“It appears that the strategy of the last two administrations to use diplomacy rather than confrontation in dealing with the yuan’s value is having some positive results,” William Reinsch, president of the National Foreign Trade Council, a Washington-based business group, said in an e-mail after the report. “There is clearly room for further appreciation, however.”
In declining to brand China a manipulator, the Treasury cited the reduced intervention and “steps to liberalize controls on capital movements, as part of a broader plan to move to a more flexible exchange-rate regime.” The U.S. hasn’t designated another nation since 1994, when it named China.
At a forum in Beijing last week, People’s Bank of China Governor Zhou Xiaochuan said that China would seek increased convertibility of its currency as it continues to liberalize its capital markets. The yuan closed at a record high on Tuesday, according to Reuters, but one U.S. legislator reiterated his calls for China to be formally labeled a manipulator so that tangible action can be taken on the issue:

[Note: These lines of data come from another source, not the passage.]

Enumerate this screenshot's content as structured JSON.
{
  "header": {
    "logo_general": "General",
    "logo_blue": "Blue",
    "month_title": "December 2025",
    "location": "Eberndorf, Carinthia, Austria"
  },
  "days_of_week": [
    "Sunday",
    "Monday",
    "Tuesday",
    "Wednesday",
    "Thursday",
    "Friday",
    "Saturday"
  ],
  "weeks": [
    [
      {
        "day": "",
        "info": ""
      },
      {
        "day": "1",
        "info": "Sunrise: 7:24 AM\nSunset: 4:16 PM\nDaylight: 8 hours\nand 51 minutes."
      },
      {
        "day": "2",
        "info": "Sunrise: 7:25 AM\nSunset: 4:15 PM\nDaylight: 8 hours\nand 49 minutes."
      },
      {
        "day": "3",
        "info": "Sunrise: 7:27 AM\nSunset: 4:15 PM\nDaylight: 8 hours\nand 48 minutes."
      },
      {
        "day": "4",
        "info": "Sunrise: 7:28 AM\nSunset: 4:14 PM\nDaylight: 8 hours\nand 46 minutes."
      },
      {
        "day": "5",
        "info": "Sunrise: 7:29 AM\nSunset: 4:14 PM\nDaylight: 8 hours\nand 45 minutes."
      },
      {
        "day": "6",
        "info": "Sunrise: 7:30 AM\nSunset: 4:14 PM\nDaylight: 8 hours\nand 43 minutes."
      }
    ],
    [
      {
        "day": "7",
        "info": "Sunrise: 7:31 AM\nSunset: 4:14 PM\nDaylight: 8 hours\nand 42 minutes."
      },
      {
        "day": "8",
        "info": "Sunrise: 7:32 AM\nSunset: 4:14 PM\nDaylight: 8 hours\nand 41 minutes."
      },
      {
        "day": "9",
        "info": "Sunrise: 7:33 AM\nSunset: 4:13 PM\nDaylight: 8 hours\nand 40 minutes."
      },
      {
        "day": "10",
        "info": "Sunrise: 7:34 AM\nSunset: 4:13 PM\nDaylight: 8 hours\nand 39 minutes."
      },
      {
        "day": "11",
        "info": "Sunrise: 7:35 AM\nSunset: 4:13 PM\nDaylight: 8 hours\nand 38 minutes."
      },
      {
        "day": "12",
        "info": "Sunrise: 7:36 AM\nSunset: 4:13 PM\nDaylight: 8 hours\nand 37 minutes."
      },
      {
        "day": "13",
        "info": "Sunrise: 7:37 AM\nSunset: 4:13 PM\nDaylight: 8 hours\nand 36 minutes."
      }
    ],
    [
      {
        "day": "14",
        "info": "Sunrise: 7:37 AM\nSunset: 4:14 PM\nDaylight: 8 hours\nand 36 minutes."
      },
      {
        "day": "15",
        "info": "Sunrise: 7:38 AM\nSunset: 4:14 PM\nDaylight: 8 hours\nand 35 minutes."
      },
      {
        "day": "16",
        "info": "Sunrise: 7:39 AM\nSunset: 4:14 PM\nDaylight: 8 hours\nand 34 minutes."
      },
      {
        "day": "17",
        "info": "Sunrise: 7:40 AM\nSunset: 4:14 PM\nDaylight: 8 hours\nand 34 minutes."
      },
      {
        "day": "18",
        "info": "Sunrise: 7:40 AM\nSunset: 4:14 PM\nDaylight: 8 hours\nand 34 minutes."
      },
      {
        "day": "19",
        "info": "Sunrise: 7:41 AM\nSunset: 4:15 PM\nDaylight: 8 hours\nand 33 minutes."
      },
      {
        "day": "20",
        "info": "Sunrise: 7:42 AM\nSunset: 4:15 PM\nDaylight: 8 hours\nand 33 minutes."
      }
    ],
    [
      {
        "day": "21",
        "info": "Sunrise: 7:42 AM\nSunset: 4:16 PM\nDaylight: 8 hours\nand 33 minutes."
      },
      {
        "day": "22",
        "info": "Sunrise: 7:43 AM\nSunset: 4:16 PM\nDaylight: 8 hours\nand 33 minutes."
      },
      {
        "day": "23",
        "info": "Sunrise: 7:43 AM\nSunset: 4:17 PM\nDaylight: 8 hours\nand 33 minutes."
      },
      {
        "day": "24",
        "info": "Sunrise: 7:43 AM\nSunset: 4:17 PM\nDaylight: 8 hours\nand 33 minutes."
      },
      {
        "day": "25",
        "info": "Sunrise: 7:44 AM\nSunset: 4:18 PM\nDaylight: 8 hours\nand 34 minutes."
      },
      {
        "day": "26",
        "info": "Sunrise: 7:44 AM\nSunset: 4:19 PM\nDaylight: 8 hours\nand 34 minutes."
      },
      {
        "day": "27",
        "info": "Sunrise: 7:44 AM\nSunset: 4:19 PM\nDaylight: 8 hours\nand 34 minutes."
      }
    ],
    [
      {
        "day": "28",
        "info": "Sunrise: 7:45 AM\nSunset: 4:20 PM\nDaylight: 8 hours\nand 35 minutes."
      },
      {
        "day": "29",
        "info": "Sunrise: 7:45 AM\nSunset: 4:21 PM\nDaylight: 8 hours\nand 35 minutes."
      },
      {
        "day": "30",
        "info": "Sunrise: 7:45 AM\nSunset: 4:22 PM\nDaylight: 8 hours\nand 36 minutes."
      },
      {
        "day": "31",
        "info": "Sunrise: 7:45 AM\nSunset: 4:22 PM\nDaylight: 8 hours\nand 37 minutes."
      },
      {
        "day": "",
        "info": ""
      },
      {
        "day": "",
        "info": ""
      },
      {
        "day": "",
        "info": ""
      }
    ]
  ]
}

Charles Schumer, the No. 3 Democrat in the Senate and a longtime critic of China’s yuan policy, said the Treasury should label China a manipulator to be able to impose penalties on it.
“It’s time for the Obama administration to rip off the band-aid, and force China to play by the same rules as all other countries,” the New York senator said in a statement.